DATA SUPPLIED:

# # # # # # #

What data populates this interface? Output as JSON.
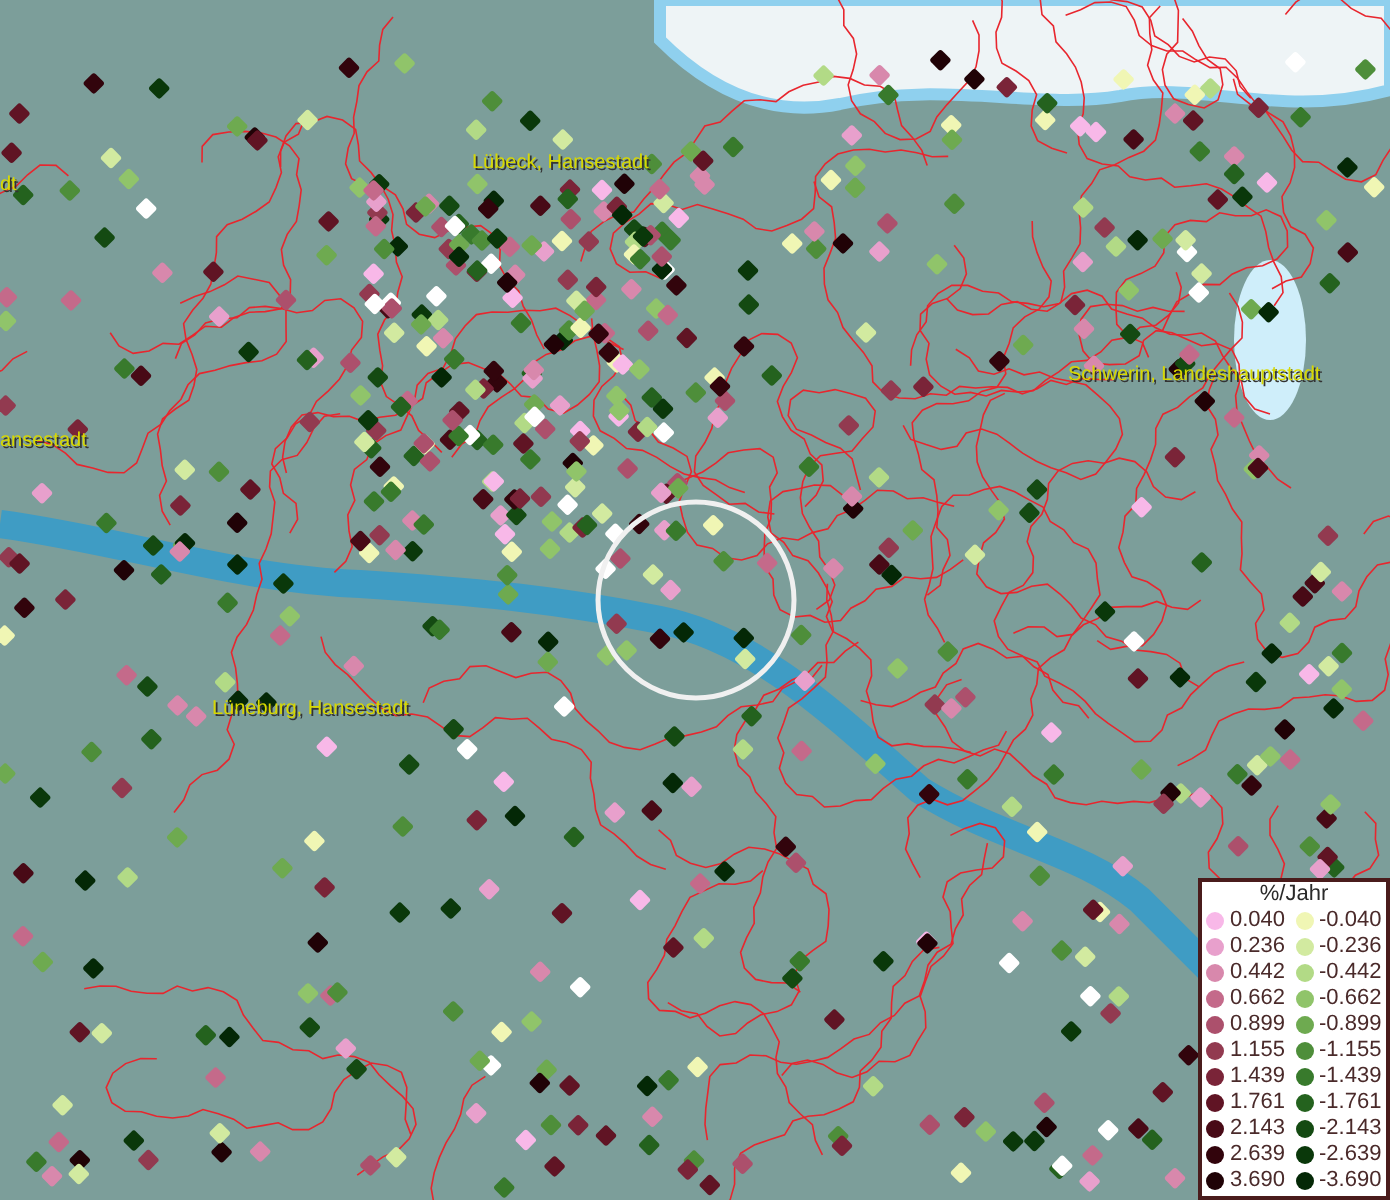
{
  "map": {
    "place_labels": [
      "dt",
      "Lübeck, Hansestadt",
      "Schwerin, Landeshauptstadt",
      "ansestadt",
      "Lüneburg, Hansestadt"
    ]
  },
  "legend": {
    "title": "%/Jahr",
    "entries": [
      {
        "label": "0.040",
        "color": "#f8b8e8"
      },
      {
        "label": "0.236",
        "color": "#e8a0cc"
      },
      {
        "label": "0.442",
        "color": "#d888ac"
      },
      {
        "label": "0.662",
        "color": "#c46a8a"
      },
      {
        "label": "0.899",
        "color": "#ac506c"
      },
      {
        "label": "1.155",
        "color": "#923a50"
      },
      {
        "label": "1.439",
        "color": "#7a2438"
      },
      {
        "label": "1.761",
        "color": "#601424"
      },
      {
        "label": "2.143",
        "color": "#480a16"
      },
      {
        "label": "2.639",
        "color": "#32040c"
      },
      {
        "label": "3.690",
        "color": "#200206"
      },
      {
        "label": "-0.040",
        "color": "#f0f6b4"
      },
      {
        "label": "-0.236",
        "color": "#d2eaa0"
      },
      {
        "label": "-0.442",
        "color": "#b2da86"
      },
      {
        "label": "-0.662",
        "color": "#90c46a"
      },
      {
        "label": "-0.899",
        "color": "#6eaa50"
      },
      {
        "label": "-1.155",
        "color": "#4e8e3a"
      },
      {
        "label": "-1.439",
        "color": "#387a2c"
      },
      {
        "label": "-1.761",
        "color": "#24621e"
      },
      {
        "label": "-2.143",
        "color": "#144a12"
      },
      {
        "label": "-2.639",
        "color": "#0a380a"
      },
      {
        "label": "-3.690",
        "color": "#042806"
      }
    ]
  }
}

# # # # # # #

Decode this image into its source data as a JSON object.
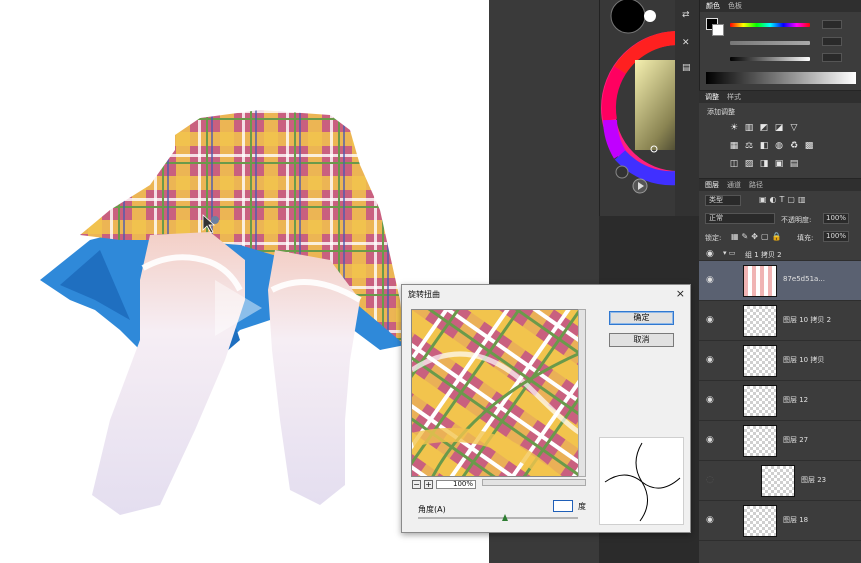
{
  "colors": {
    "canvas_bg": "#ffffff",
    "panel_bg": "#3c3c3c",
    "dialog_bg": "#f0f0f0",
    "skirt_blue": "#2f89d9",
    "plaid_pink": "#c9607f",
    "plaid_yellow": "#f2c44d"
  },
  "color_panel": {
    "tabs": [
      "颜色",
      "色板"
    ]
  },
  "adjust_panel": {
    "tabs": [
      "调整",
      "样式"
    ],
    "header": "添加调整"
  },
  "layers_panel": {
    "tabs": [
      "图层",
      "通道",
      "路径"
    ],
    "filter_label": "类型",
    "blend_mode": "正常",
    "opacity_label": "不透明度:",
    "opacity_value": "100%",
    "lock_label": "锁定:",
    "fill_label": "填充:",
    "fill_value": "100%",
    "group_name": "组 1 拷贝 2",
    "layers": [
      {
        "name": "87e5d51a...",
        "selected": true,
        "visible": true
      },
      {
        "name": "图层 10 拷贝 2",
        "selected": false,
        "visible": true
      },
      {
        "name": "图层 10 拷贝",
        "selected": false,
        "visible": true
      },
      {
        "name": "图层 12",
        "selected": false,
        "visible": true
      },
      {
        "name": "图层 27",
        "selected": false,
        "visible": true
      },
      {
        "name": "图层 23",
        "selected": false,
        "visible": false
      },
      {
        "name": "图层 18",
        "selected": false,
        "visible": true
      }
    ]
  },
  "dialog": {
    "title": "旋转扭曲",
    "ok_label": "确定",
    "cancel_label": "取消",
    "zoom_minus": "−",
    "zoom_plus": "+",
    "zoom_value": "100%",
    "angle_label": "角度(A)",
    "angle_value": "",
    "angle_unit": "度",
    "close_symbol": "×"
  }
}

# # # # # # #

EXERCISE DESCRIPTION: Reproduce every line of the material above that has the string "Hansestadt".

ANSWER BELOW:
      "Lübeck, Hansestadt",
      "Lüneburg, Hansestadt"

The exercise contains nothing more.